Page and application data records
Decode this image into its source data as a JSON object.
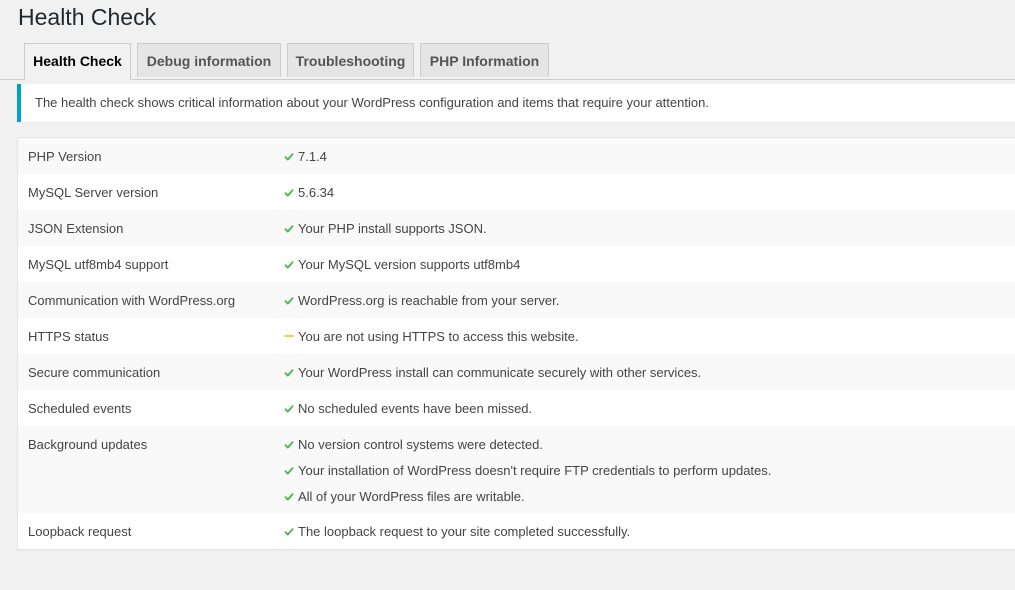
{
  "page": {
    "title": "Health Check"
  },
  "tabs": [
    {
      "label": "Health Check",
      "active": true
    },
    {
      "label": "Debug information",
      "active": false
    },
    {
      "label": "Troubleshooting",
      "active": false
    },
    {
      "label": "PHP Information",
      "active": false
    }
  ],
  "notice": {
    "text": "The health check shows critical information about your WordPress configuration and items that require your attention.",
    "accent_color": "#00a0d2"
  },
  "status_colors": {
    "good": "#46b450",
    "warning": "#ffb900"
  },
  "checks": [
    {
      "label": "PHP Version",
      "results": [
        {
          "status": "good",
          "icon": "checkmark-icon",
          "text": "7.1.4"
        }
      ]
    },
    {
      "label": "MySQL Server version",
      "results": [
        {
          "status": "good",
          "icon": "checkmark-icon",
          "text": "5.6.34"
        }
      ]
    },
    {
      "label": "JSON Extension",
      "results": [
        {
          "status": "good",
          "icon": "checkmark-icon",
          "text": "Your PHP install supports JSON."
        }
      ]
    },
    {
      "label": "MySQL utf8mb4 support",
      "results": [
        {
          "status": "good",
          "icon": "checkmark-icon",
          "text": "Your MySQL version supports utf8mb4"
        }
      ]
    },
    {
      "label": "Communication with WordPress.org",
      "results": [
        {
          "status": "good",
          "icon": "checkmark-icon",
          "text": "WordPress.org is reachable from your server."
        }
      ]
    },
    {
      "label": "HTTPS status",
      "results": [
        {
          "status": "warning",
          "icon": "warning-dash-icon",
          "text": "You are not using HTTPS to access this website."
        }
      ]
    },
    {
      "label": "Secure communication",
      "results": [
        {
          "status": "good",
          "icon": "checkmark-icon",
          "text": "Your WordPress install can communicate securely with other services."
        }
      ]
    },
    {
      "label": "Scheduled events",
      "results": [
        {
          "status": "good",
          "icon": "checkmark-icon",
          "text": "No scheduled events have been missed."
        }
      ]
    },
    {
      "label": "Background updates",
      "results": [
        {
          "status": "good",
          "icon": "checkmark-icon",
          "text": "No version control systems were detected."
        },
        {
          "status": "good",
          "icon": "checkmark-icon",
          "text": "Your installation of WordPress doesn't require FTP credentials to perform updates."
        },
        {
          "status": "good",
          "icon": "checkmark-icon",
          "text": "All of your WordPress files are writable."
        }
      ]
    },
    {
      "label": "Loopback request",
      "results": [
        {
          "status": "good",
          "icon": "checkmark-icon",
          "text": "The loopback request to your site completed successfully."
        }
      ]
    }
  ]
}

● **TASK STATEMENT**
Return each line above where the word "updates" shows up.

● **RESPONSE AREA**
      "label": "Background updates",
          "text": "Your installation of WordPress doesn't require FTP credentials to perform updates."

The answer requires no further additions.